Only lines that contain the word "JSON" are to be returned from the data below.

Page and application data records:
[Start of Attachment]

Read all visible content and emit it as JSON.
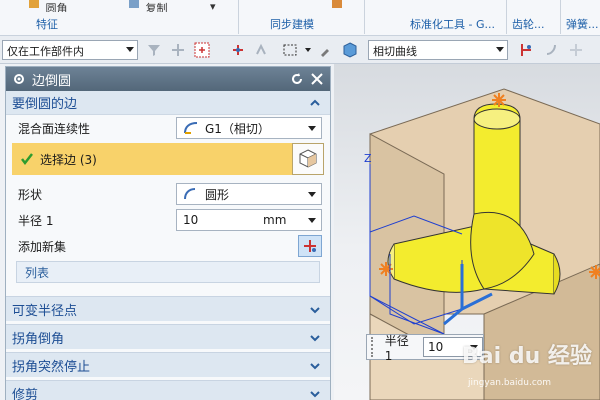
{
  "ribbon": {
    "top_items": [
      "圆角",
      "复制",
      "▾"
    ],
    "groups": [
      {
        "label": "特征"
      },
      {
        "label": "同步建模"
      },
      {
        "label": "标准化工具 - G..."
      },
      {
        "label": "齿轮..."
      },
      {
        "label": "弹簧..."
      }
    ]
  },
  "toolbar": {
    "scope_value": "仅在工作部件内",
    "curve_rule_value": "相切曲线"
  },
  "dialog": {
    "title": "边倒圆",
    "section_edges": "要倒圆的边",
    "blend_continuity_label": "混合面连续性",
    "blend_continuity_value": "G1（相切）",
    "select_edge_label": "选择边 (3)",
    "shape_label": "形状",
    "shape_value": "圆形",
    "radius_label": "半径 1",
    "radius_value": "10",
    "radius_unit": "mm",
    "add_new_set_label": "添加新集",
    "list_label": "列表",
    "collapsed_sections": [
      "可变半径点",
      "拐角倒角",
      "拐角突然停止",
      "修剪"
    ]
  },
  "viewport": {
    "axis_z": "Z"
  },
  "float_box": {
    "label": "半径 1",
    "value": "10"
  },
  "watermark": {
    "main": "Bai du 经验",
    "sub": "jingyan.baidu.com"
  },
  "colors": {
    "accent": "#1d4e94",
    "selection": "#f8d26a",
    "highlight_face": "#f3ec2e",
    "part_face": "#e7d3b6"
  }
}
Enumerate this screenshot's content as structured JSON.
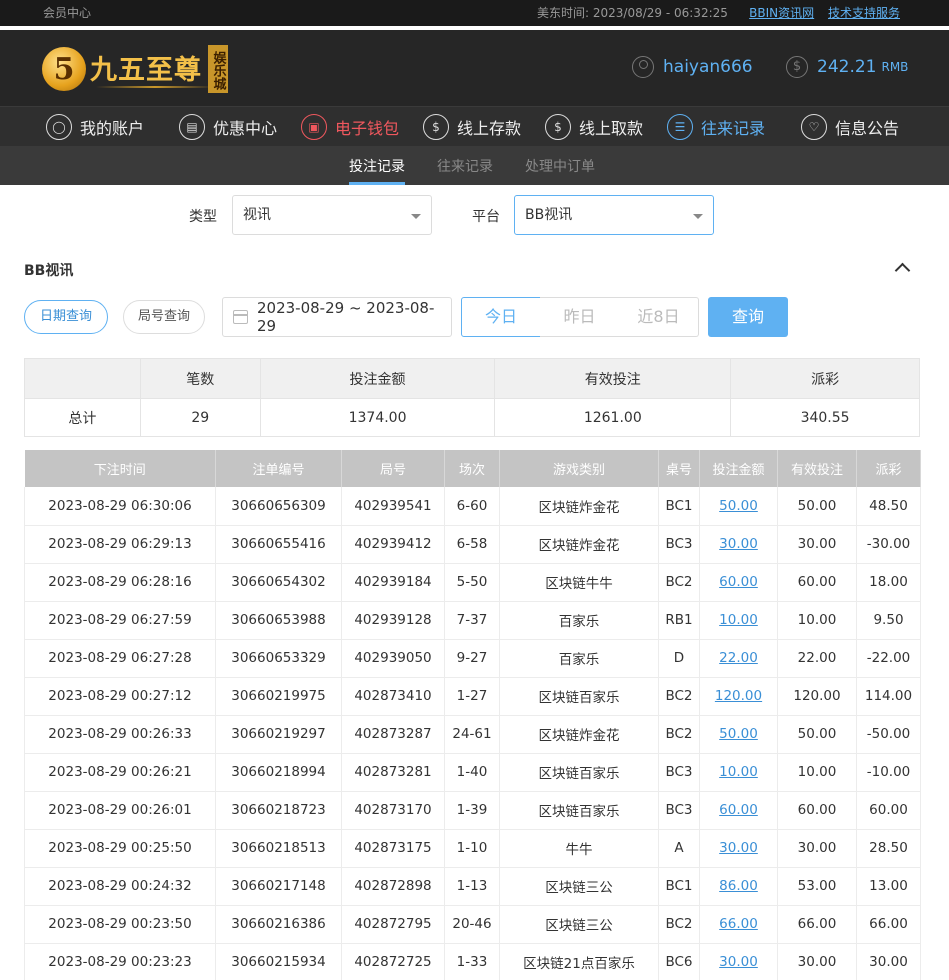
{
  "topbar": {
    "member_center": "会员中心",
    "time_label": "美东时间:",
    "time_value": "2023/08/29 - 06:32:25",
    "link_bbin": "BBIN资讯网",
    "link_support": "技术支持服务"
  },
  "header": {
    "logo_number": "5",
    "logo_text": "九五至尊",
    "logo_seal": "娱乐城",
    "username": "haiyan666",
    "balance": "242.21",
    "currency": "RMB"
  },
  "nav": [
    {
      "label": "我的账户",
      "icon": "user-icon"
    },
    {
      "label": "优惠中心",
      "icon": "gift-icon"
    },
    {
      "label": "电子钱包",
      "icon": "wallet-icon"
    },
    {
      "label": "线上存款",
      "icon": "deposit-icon"
    },
    {
      "label": "线上取款",
      "icon": "withdraw-icon"
    },
    {
      "label": "往来记录",
      "icon": "record-icon"
    },
    {
      "label": "信息公告",
      "icon": "bell-icon"
    }
  ],
  "subtabs": [
    "投注记录",
    "往来记录",
    "处理中订单"
  ],
  "filters": {
    "type_label": "类型",
    "type_value": "视讯",
    "platform_label": "平台",
    "platform_value": "BB视讯"
  },
  "section_title": "BB视讯",
  "query_modes": [
    "日期查询",
    "局号查询"
  ],
  "date_range": "2023-08-29 ~ 2023-08-29",
  "quick_dates": [
    "今日",
    "昨日",
    "近8日"
  ],
  "query_button": "查询",
  "summary": {
    "headers": [
      "",
      "笔数",
      "投注金额",
      "有效投注",
      "派彩"
    ],
    "row": [
      "总计",
      "29",
      "1374.00",
      "1261.00",
      "340.55"
    ]
  },
  "detail": {
    "headers": [
      "下注时间",
      "注单编号",
      "局号",
      "场次",
      "游戏类别",
      "桌号",
      "投注金额",
      "有效投注",
      "派彩"
    ],
    "rows": [
      [
        "2023-08-29 06:30:06",
        "30660656309",
        "402939541",
        "6-60",
        "区块链炸金花",
        "BC1",
        "50.00",
        "50.00",
        "48.50"
      ],
      [
        "2023-08-29 06:29:13",
        "30660655416",
        "402939412",
        "6-58",
        "区块链炸金花",
        "BC3",
        "30.00",
        "30.00",
        "-30.00"
      ],
      [
        "2023-08-29 06:28:16",
        "30660654302",
        "402939184",
        "5-50",
        "区块链牛牛",
        "BC2",
        "60.00",
        "60.00",
        "18.00"
      ],
      [
        "2023-08-29 06:27:59",
        "30660653988",
        "402939128",
        "7-37",
        "百家乐",
        "RB1",
        "10.00",
        "10.00",
        "9.50"
      ],
      [
        "2023-08-29 06:27:28",
        "30660653329",
        "402939050",
        "9-27",
        "百家乐",
        "D",
        "22.00",
        "22.00",
        "-22.00"
      ],
      [
        "2023-08-29 00:27:12",
        "30660219975",
        "402873410",
        "1-27",
        "区块链百家乐",
        "BC2",
        "120.00",
        "120.00",
        "114.00"
      ],
      [
        "2023-08-29 00:26:33",
        "30660219297",
        "402873287",
        "24-61",
        "区块链炸金花",
        "BC2",
        "50.00",
        "50.00",
        "-50.00"
      ],
      [
        "2023-08-29 00:26:21",
        "30660218994",
        "402873281",
        "1-40",
        "区块链百家乐",
        "BC3",
        "10.00",
        "10.00",
        "-10.00"
      ],
      [
        "2023-08-29 00:26:01",
        "30660218723",
        "402873170",
        "1-39",
        "区块链百家乐",
        "BC3",
        "60.00",
        "60.00",
        "60.00"
      ],
      [
        "2023-08-29 00:25:50",
        "30660218513",
        "402873175",
        "1-10",
        "牛牛",
        "A",
        "30.00",
        "30.00",
        "28.50"
      ],
      [
        "2023-08-29 00:24:32",
        "30660217148",
        "402872898",
        "1-13",
        "区块链三公",
        "BC1",
        "86.00",
        "53.00",
        "13.00"
      ],
      [
        "2023-08-29 00:23:50",
        "30660216386",
        "402872795",
        "20-46",
        "区块链三公",
        "BC2",
        "66.00",
        "66.00",
        "66.00"
      ],
      [
        "2023-08-29 00:23:23",
        "30660215934",
        "402872725",
        "1-33",
        "区块链21点百家乐",
        "BC6",
        "30.00",
        "30.00",
        "30.00"
      ]
    ]
  },
  "colors": {
    "accent": "#5fb1f2",
    "negative": "#e53935",
    "nav_active_red": "#f0585e",
    "header_bg": "#262626"
  }
}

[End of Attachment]

Finished task:
Read all visible content and emit it as JSON.
Enumerate this screenshot's content as structured JSON.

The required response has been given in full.